There are many company owners who respond in the negative when asked if their business has any intellectual property worth protecting. They would be wrong. The name of their company alone is an asset that can be defended with state and federal trademark protection, and is probably one of the most valuable assets a business has.
Many companies fail to recognize the intellectual property trade secrets within their business. There are four different types of intellectual property protections available: Patents, trademarks, copyrights, and trade secrets.
Patents protect tangible inventions. The time it takes to get a patent for a project can take 12 months or longer. When the process is complete no other entity can make or market the invention and the initial patent lasts two decades. If there is competition in foreign countries, a patent can also be registered there. Mistakenly, countless companies design items or products to conduct business their way and do not apply for a patent, a mistake that could cost them their livelihood.
A company can register its name, phrases, sounds or even symbols used with promoting their product. This intellectual property is important to trademark in order to protect their established brand. Failing to register a trademark can lead to competitors impersonating a company and stealing customers. This protection can last a decade and is able to be renewed in perpetuity.

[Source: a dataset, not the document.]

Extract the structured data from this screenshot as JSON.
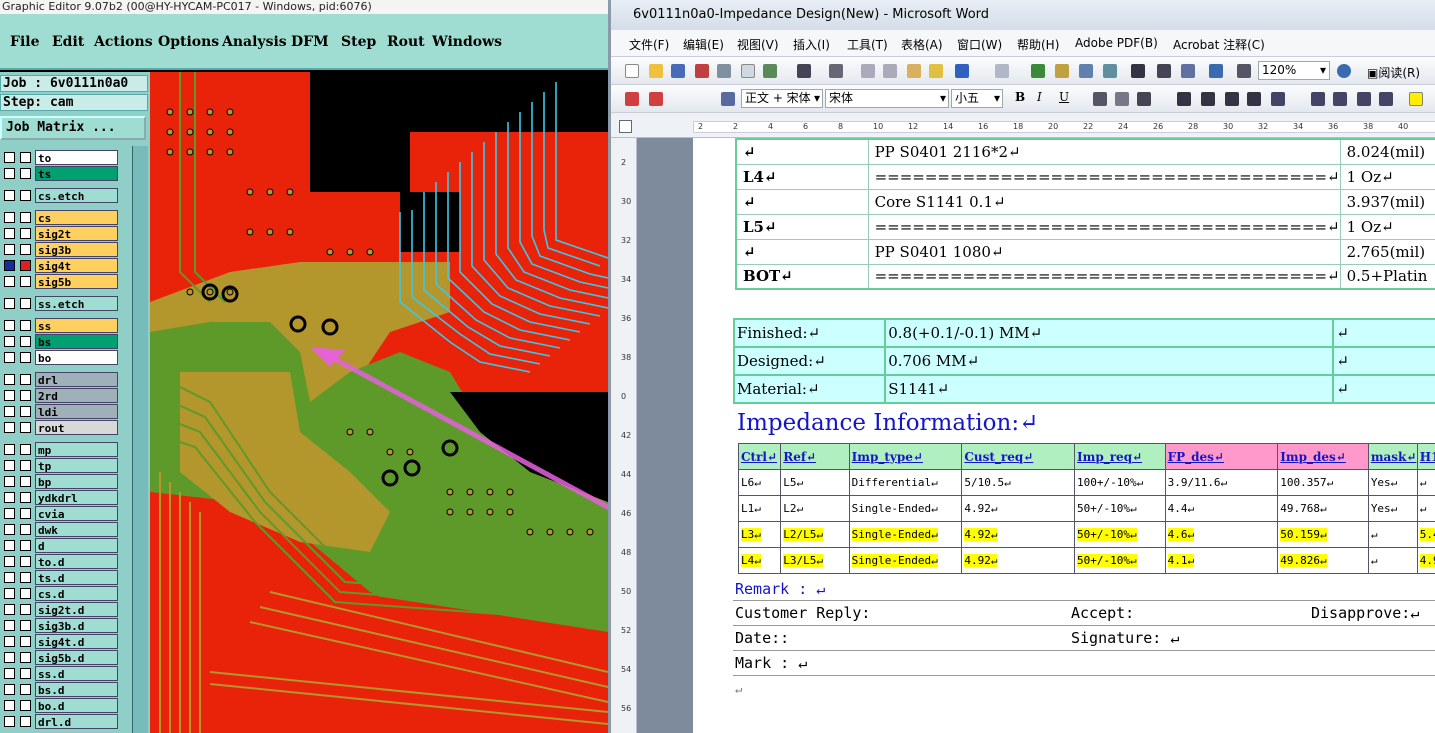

A copyright will protect written or artistic expressions in a fixed or tangible medium. During the course of doing business, companies create sales and training materials as well as countless other documents that should be copyrighted. Only the owner of copyrighted work will be permitted to reproduce the work in any medium. Copyright lasts the lifetime of the author and an additional 50 years.
A trade secret is any business information that has worth and provides value based on a formula, pattern, compilation of data and more. This may include any form of information a company does not want known or used by their competitors. In order for it to be protected, a trade secret must be proven to add value to a business. Protection for trade secrets is covered by state and federal law.
Identify the intellectual property in your business that can and should be protected. Contact Traklight today and learn more. Identify. Protect. Succeed!